“Since we have a shared bathroom between the entire dorm, I’m concerned that if one person gets sick, we’d all have to quarantine, and if they didn’t quarantine us all, then what would happen?” Hollingsworth said.
Current protocol requires residents who feel ill to inform suitemates and roommates as well as Residence Life staff of symptoms or test results. Under quarantine, a resident would be asked to refrain from leaving their room, and in case of isolation, placed in a single living space with individual facilities — repercussions that many students feel anxious to bear.
Hollingsworth is not the only one who feels uncomfortable about communal areas during these times. Goodin also shared that she didn’t feel very safe in the residence halls.
“It’s a lot of close quarters and sharing a room with another person … they don’t know where I’ve been, I don’t know where they’ve been,” Goodin said. “There’s a lot of passing by people in the hallway, and sometimes I don’t know if the lounges or kitchens have been disinfected.”
Although there are students who feel uncomfortable in shared living spaces, others feel that they are able to navigate through these difficult times safely.
Residence Life has implemented strategies such as wearing a mask, keeping gatherings to under 10 people, limiting guest visits and reducing interactions with those outside personal living spaces in attempts to promote social distancing.
“Everyone is very separate from each other because we all have our own individual apartments, so it’s a lot easier to socially distance,” Woelk said.
Proximity, however, is inevitable in on-campus housing.
Woelk indicated that, though Campbell residents do not have much contact with one another, her main concern was the laundry room.
“That’s the one place that everyone will definitely use,” Woelk said.
Woelk acknowledged the fact that her housing is farther from the rest of campus than others and that she does not come into contact with as many people as students in other halls.
Woelk explained, however, that she believed social interaction is important for well-being, especially because this interaction allows her to maintain social contact and close friendship with her roommate.
“It’s definitely been a lot more helpful in COVID times,” Woelk said. “I do like being on campus.
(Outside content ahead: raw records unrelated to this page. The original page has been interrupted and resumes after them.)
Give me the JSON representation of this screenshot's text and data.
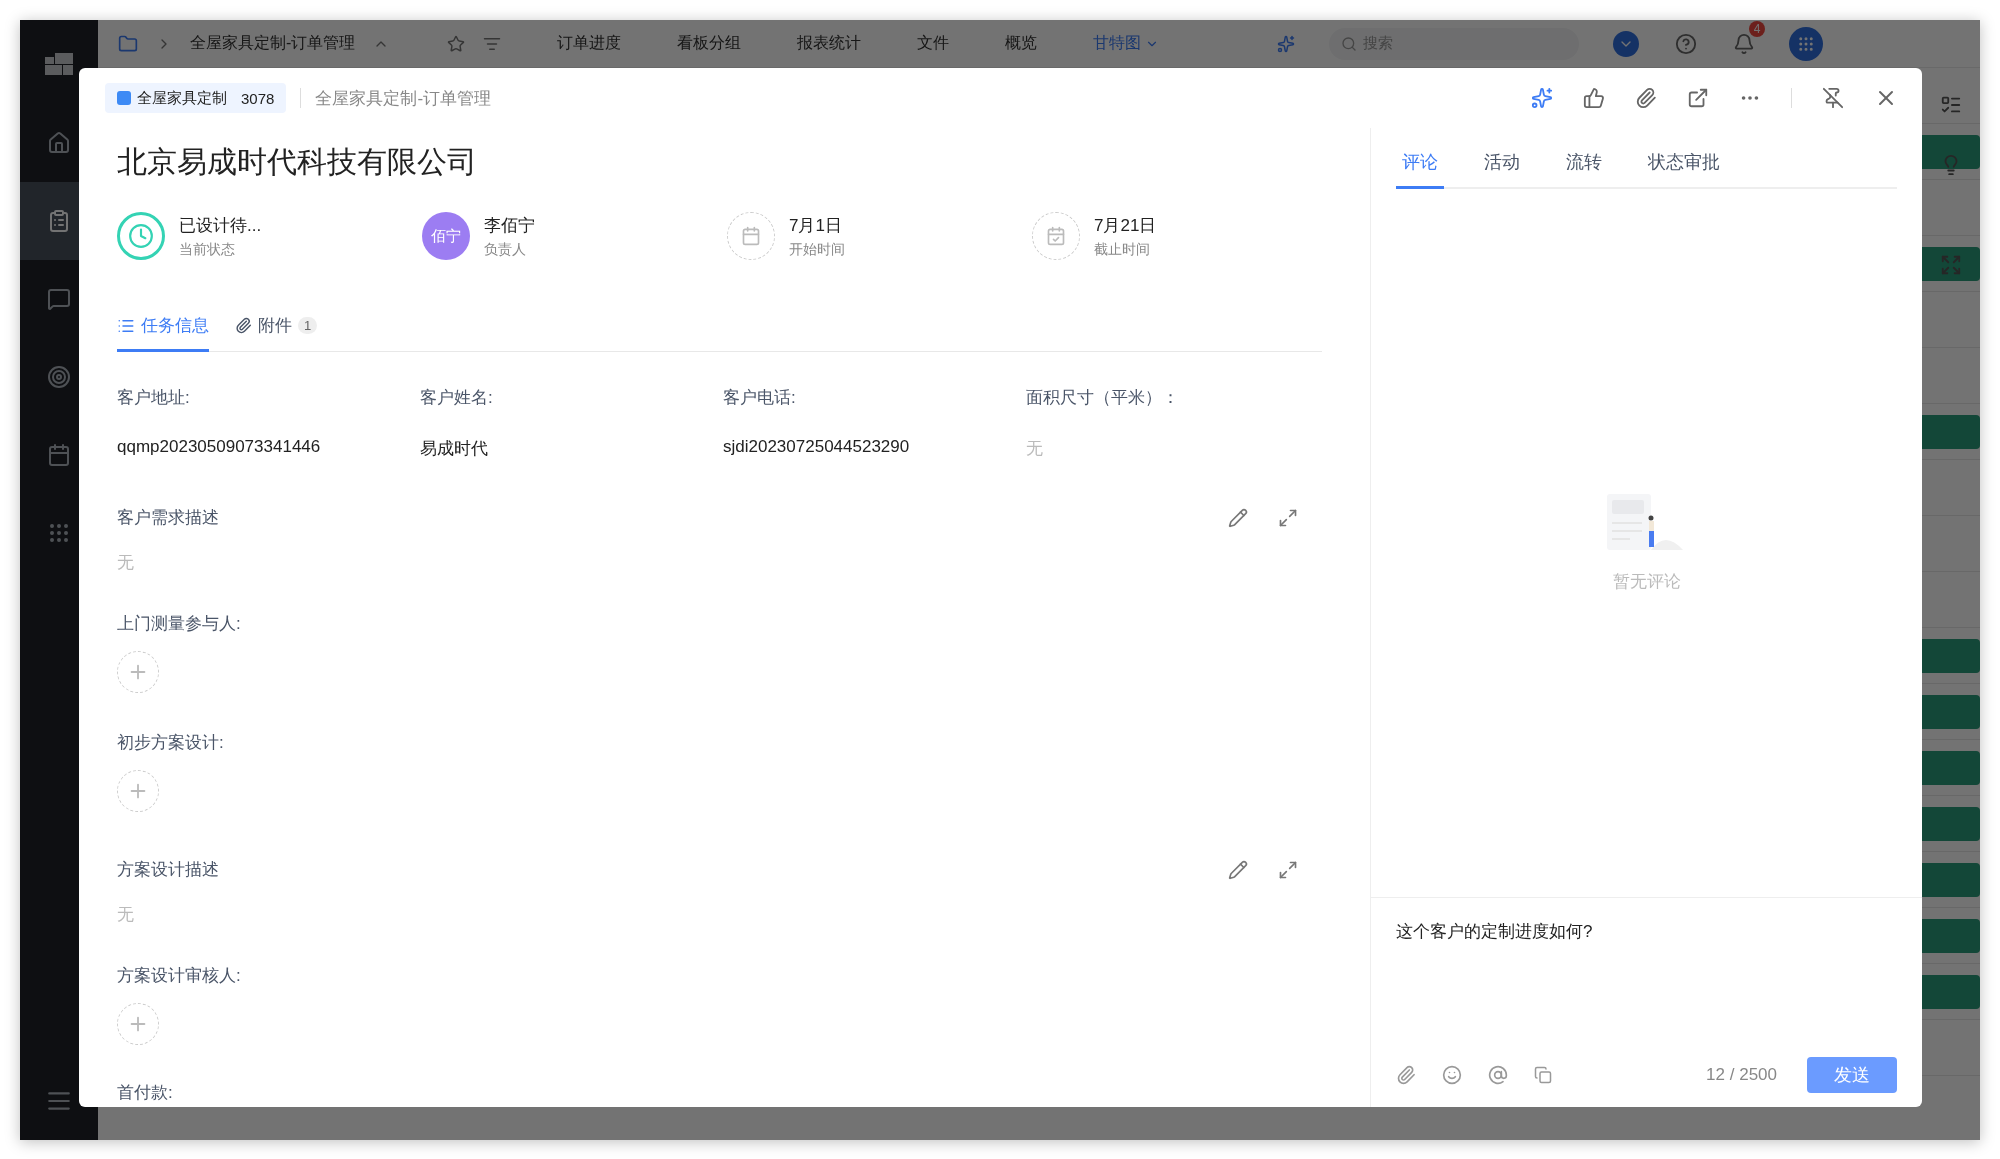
{
  "sidebar": {
    "items": [
      {
        "selected": false
      },
      {
        "selected": true
      },
      {
        "selected": false
      },
      {
        "selected": false
      },
      {
        "selected": false
      },
      {
        "selected": false
      }
    ]
  },
  "topbar": {
    "project": "全屋家具定制-订单管理",
    "views": [
      {
        "label": "订单进度",
        "selected": false
      },
      {
        "label": "看板分组",
        "selected": false
      },
      {
        "label": "报表统计",
        "selected": false
      },
      {
        "label": "文件",
        "selected": false
      },
      {
        "label": "概览",
        "selected": false
      },
      {
        "label": "甘特图",
        "selected": true
      }
    ],
    "search": {
      "placeholder": "搜索"
    },
    "notification_count": "4"
  },
  "modal": {
    "badge": {
      "project": "全屋家具定制",
      "count": "3078"
    },
    "breadcrumb": "全屋家具定制-订单管理",
    "title": "北京易成时代科技有限公司",
    "meta": [
      {
        "kind": "status",
        "value": "已设计待...",
        "label": "当前状态"
      },
      {
        "kind": "person",
        "avatar": "佰宁",
        "value": "李佰宁",
        "label": "负责人"
      },
      {
        "kind": "start",
        "value": "7月1日",
        "label": "开始时间"
      },
      {
        "kind": "due",
        "value": "7月21日",
        "label": "截止时间"
      }
    ],
    "tabs": [
      {
        "label": "任务信息",
        "selected": true
      },
      {
        "label": "附件",
        "count": "1",
        "selected": false
      }
    ],
    "fields": [
      {
        "label": "客户地址:",
        "value": "qqmp20230509073341446",
        "empty": false
      },
      {
        "label": "客户姓名:",
        "value": "易成时代",
        "empty": false
      },
      {
        "label": "客户电话:",
        "value": "sjdi20230725044523290",
        "empty": false
      },
      {
        "label": "面积尺寸（平米）：",
        "value": "无",
        "empty": true
      }
    ],
    "sections": [
      {
        "kind": "text",
        "label": "客户需求描述",
        "value": "无"
      },
      {
        "kind": "people",
        "label": "上门测量参与人:"
      },
      {
        "kind": "people",
        "label": "初步方案设计:"
      },
      {
        "kind": "text",
        "label": "方案设计描述",
        "value": "无"
      },
      {
        "kind": "people",
        "label": "方案设计审核人:"
      },
      {
        "kind": "plain",
        "label": "首付款:"
      }
    ]
  },
  "comments": {
    "tabs": [
      {
        "label": "评论",
        "selected": true
      },
      {
        "label": "活动",
        "selected": false
      },
      {
        "label": "流转",
        "selected": false
      },
      {
        "label": "状态审批",
        "selected": false
      }
    ],
    "empty_text": "暂无评论",
    "draft": "这个客户的定制进度如何?",
    "counter": "12 / 2500",
    "send": "发送"
  }
}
I wouldn’t mind if my classes were virtual, but I’d rather live here.”
Truman’s Frequently Asked Questions page maintained that there is no predetermined case threshold for campus departure, although circumstances can change with little to no notice.
Goodin, in knowledge of this unpredictability, said she fears that in-person learning will not be permanent for this semester.
“We definitely do not have as many cases right off the bat as a lot of other colleges, but I don’t think we are going to last the whole semester,” Goodin said.
Hollingsworth agreed and said she assumes the campus will close before the end of the semester.
Although premature dismissal this semester remains a concern, students can access several resources to aim toward mitigating the possibility. Over the past five months, Truman released multiple online pages with a Student Health Center Testing Update, Fall 2020 Campus Plan and case statistics.
Residence Life has featured housing-specific COVID-19 updates on its website in prevention of coronavirus spread and the consequences to potentially follow. Among these precautions are to avoid close contact, cover coughs and sneezes, clean and disinfect.
Residence Life Director Jamie Van Boxel said students should follow these guidelines to make the most of their college experiences in a safe and healthy manner. Van Boxel added that, despite risk of infection within the residence halls, his department is staying hopeful that these regulations are taken seriously.
While the current situation might be seen as out of residents’ control, Res Life encourages all to take responsibility for their personal health. At the conclusion of its COVID-19 update page sits a four-line honor code, reading: “We are all in this together. What I do impacts you. What you do impacts me. What we do impacts all of us.”
Only time can tell the true magnitude of these effects, but for now, one thing is clear: the impact of daily decisions made by students and faculty will be here to stay.